Atazanavir sulfate

Some of the views expressed in the following notes on newly approved products should be regarded as preliminary, as there may have been limited published data at the time of publication, and little experience in Australia of their safety or efficacy. However, the Editorial Executive Committee believes that comments made in good faith at an early stage may still be of value. Before new drugs are prescribed, the Committee believes it is important that more detailed information is obtained from the manufacturer's approved product information, a drug information centre or some other appropriate source.

Reyataz (Bristol-Myers Squibb)

150 mg and 200 mg capsules

Approved indication: HIV infection

Australian Medicines Handbook section 5.3.4

HIV infections are best managed with combinations of antiviral drugs.1 As treatment may involve taking medication several times a day, there is an interest in simpler regimens. Atazanavir is a protease inhibitor which only needs to be taken once a day.

The daily dose should be taken with food as this increases bioavailability. Steady state concentrations are reached in 4-8 days. Most of the dose is metabolised and then excreted in the faeces.

A dose-ranging study compared atazanavir with nelfinavir in previously untreated patients. The 467 patients also received lamivudine and stavudine. After 48 weeks approximately 35% of all patients had less than 50 copies of viral RNA/mL and CD4 cell counts had increased.2

Another study compared atazanavir with nelfinavir in 420 previously untreated patients who were also given didanosine and stavudine. After 48 weeks 36% of the patients taking 400 mg atazanavir daily and 39% of those taking nelfinavir had less than 50 copies of viral RNA/mL. CD4 cell counts increased in all treatment groups.3

In patients who have previously been treated with a regimen containing a protease inhibitor, atazanavir may be less effective than adding lopinavir and ritonavir to therapy with two nucleoside reverse transcriptase inhibitors. After 48 weeks 35% of the 144 patients taking atazanavir had less than 50 copies of viral RNA/mL compared with 53% of the 146 patients taking lopinavir and ritonavir.

If atazanavir is used in a combination with ritonavir a lower dose is prescribed because of a drug interaction. As atazanavir is metabolised by cytochrome P450 3A4 it has the potential for several other interactions. It should not be prescribed with calcium channel blockers, HMG-CoA reductase inhibitors ('statins'), ergot derivatives, sildenafil, midazolam and triazolam.

Atazanavir inhibits an enzyme involved in bilirubin conjugation. Many patients will therefore have elevated bilirubin concentrations and up to 11% may develop jaundice while taking atazanavir 400 mg daily.2

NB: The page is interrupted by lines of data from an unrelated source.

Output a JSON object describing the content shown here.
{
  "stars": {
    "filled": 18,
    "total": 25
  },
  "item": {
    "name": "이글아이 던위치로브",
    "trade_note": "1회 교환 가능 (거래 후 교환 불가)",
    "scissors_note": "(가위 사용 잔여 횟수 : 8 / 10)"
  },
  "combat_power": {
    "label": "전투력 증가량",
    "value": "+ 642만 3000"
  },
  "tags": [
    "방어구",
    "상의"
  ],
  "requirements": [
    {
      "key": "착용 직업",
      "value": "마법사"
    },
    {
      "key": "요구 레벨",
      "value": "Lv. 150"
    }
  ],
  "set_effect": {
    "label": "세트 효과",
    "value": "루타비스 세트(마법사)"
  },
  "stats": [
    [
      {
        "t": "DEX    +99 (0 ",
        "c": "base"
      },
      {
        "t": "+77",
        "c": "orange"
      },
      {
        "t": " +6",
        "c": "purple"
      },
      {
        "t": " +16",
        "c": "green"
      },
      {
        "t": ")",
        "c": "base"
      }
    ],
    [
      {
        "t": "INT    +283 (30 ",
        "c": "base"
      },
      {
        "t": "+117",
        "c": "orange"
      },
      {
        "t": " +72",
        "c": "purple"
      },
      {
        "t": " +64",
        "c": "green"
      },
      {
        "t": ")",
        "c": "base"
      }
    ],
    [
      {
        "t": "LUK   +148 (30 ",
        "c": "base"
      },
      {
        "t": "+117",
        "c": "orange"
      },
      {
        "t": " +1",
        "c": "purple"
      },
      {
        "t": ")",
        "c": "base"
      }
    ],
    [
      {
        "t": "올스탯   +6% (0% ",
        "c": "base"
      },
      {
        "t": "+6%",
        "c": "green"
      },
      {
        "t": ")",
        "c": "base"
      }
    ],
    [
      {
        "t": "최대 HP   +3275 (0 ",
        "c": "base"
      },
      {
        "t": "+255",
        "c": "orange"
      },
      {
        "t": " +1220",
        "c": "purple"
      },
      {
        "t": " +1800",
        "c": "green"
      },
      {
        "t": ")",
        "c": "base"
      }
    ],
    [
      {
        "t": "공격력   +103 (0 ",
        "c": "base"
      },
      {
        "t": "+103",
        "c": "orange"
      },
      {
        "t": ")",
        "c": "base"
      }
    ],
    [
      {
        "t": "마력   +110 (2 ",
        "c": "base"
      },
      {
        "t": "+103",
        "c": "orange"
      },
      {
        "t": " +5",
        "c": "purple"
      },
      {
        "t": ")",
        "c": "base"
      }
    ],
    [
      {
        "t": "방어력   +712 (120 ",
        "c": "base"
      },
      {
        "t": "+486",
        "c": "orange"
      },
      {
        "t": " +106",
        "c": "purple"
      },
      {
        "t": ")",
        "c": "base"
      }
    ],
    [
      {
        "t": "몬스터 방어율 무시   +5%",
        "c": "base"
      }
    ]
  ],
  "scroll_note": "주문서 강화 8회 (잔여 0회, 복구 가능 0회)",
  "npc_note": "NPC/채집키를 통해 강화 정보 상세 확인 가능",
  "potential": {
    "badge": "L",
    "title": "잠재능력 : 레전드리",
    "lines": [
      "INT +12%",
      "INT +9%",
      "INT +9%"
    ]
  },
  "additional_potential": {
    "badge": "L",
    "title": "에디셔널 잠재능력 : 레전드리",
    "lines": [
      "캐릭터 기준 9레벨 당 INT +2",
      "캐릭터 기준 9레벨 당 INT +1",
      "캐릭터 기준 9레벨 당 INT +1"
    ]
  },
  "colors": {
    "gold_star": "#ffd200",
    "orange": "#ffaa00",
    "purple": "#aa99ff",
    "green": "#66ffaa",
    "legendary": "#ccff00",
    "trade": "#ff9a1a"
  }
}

Other adverse effects reported in clinical trials include nausea, rashes and heart block. Hyperlipidaemia may be less of a problem than it is with other protease inhibitors. As with other protease inhibitors, HIV can become resistant to atazanavir.

While atazanavir does have the advantage of a single daily dose, the best use of the drug in combination regimens, particularly in previously treated patients, will require further study.